_EXERCISE_:
Make an exact copy of the records that follow, with each picture omitted.
-- RECORDS follows --
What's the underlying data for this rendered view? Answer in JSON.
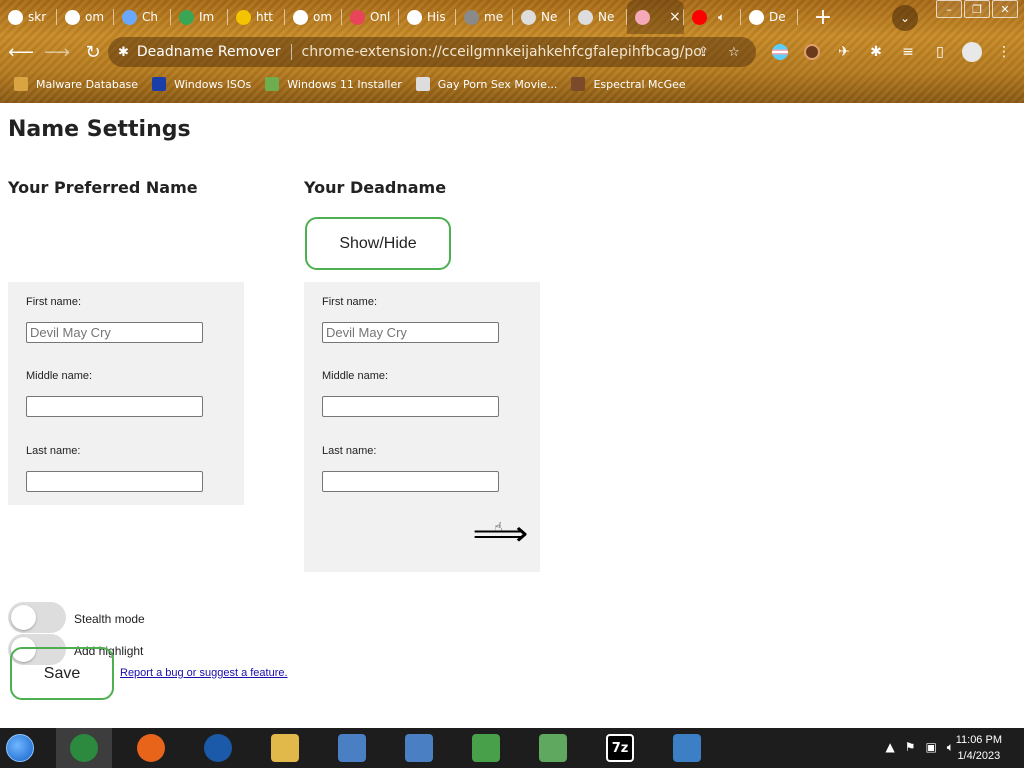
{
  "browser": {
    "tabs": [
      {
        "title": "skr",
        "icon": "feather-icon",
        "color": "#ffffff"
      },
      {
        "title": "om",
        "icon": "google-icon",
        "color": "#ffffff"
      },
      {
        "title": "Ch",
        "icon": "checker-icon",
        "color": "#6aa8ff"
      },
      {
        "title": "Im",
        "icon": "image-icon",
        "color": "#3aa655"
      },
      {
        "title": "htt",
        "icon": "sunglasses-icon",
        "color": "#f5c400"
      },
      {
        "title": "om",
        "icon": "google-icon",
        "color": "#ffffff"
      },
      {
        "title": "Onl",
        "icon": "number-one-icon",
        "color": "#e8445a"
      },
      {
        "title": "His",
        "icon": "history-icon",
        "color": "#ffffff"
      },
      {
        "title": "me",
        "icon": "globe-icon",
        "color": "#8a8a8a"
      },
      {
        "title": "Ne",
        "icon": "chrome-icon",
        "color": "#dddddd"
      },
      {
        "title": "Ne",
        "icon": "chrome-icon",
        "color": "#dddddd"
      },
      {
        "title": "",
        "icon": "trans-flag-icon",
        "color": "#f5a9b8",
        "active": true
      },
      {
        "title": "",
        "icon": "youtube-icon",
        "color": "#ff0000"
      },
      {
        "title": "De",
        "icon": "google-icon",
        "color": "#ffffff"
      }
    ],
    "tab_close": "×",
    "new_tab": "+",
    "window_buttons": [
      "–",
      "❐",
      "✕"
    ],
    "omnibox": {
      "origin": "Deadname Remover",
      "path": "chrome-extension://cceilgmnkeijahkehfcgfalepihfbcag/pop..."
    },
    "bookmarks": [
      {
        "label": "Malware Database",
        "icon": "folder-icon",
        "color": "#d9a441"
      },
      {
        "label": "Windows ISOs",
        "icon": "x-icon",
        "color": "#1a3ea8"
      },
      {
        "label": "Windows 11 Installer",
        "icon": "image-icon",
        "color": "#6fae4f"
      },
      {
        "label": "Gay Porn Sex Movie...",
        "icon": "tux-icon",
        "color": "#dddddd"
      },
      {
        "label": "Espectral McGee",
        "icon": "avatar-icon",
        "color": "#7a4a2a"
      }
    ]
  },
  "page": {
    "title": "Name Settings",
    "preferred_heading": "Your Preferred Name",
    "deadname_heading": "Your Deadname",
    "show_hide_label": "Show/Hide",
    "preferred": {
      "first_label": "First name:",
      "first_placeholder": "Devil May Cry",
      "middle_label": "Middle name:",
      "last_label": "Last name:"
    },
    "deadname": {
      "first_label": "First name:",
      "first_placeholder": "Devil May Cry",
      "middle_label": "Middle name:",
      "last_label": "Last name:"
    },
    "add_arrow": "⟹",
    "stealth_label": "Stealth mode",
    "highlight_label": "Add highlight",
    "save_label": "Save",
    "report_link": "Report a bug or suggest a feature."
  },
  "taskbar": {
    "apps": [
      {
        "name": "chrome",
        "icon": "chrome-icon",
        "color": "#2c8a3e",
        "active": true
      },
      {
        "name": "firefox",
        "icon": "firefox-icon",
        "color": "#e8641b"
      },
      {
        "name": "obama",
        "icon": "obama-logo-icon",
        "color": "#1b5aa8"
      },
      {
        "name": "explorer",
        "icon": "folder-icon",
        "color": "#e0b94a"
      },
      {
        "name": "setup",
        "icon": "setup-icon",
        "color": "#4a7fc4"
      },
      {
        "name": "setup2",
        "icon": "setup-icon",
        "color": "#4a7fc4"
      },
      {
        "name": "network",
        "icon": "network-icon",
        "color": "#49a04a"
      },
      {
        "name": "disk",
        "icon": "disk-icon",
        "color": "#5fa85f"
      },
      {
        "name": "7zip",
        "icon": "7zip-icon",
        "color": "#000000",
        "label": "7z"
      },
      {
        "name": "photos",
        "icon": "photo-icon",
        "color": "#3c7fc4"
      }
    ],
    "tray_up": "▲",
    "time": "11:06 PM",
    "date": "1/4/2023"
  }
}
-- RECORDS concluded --
_TASK SOLUTION_:
What's the underlying data for this rendered view? Answer in JSON.
{
  "browser": {
    "tabs": [
      {
        "title": "skr",
        "icon": "feather-icon",
        "color": "#ffffff"
      },
      {
        "title": "om",
        "icon": "google-icon",
        "color": "#ffffff"
      },
      {
        "title": "Ch",
        "icon": "checker-icon",
        "color": "#6aa8ff"
      },
      {
        "title": "Im",
        "icon": "image-icon",
        "color": "#3aa655"
      },
      {
        "title": "htt",
        "icon": "sunglasses-icon",
        "color": "#f5c400"
      },
      {
        "title": "om",
        "icon": "google-icon",
        "color": "#ffffff"
      },
      {
        "title": "Onl",
        "icon": "number-one-icon",
        "color": "#e8445a"
      },
      {
        "title": "His",
        "icon": "history-icon",
        "color": "#ffffff"
      },
      {
        "title": "me",
        "icon": "globe-icon",
        "color": "#8a8a8a"
      },
      {
        "title": "Ne",
        "icon": "chrome-icon",
        "color": "#dddddd"
      },
      {
        "title": "Ne",
        "icon": "chrome-icon",
        "color": "#dddddd"
      },
      {
        "title": "",
        "icon": "trans-flag-icon",
        "color": "#f5a9b8",
        "active": true
      },
      {
        "title": "",
        "icon": "youtube-icon",
        "color": "#ff0000"
      },
      {
        "title": "De",
        "icon": "google-icon",
        "color": "#ffffff"
      }
    ],
    "tab_close": "×",
    "new_tab": "+",
    "window_buttons": [
      "–",
      "❐",
      "✕"
    ],
    "omnibox": {
      "origin": "Deadname Remover",
      "path": "chrome-extension://cceilgmnkeijahkehfcgfalepihfbcag/pop..."
    },
    "bookmarks": [
      {
        "label": "Malware Database",
        "icon": "folder-icon",
        "color": "#d9a441"
      },
      {
        "label": "Windows ISOs",
        "icon": "x-icon",
        "color": "#1a3ea8"
      },
      {
        "label": "Windows 11 Installer",
        "icon": "image-icon",
        "color": "#6fae4f"
      },
      {
        "label": "Gay Porn Sex Movie...",
        "icon": "tux-icon",
        "color": "#dddddd"
      },
      {
        "label": "Espectral McGee",
        "icon": "avatar-icon",
        "color": "#7a4a2a"
      }
    ]
  },
  "page": {
    "title": "Name Settings",
    "preferred_heading": "Your Preferred Name",
    "deadname_heading": "Your Deadname",
    "show_hide_label": "Show/Hide",
    "preferred": {
      "first_label": "First name:",
      "first_placeholder": "Devil May Cry",
      "middle_label": "Middle name:",
      "last_label": "Last name:"
    },
    "deadname": {
      "first_label": "First name:",
      "first_placeholder": "Devil May Cry",
      "middle_label": "Middle name:",
      "last_label": "Last name:"
    },
    "add_arrow": "⟹",
    "stealth_label": "Stealth mode",
    "highlight_label": "Add highlight",
    "save_label": "Save",
    "report_link": "Report a bug or suggest a feature."
  },
  "taskbar": {
    "apps": [
      {
        "name": "chrome",
        "icon": "chrome-icon",
        "color": "#2c8a3e",
        "active": true
      },
      {
        "name": "firefox",
        "icon": "firefox-icon",
        "color": "#e8641b"
      },
      {
        "name": "obama",
        "icon": "obama-logo-icon",
        "color": "#1b5aa8"
      },
      {
        "name": "explorer",
        "icon": "folder-icon",
        "color": "#e0b94a"
      },
      {
        "name": "setup",
        "icon": "setup-icon",
        "color": "#4a7fc4"
      },
      {
        "name": "setup2",
        "icon": "setup-icon",
        "color": "#4a7fc4"
      },
      {
        "name": "network",
        "icon": "network-icon",
        "color": "#49a04a"
      },
      {
        "name": "disk",
        "icon": "disk-icon",
        "color": "#5fa85f"
      },
      {
        "name": "7zip",
        "icon": "7zip-icon",
        "color": "#000000",
        "label": "7z"
      },
      {
        "name": "photos",
        "icon": "photo-icon",
        "color": "#3c7fc4"
      }
    ],
    "tray_up": "▲",
    "time": "11:06 PM",
    "date": "1/4/2023"
  }
}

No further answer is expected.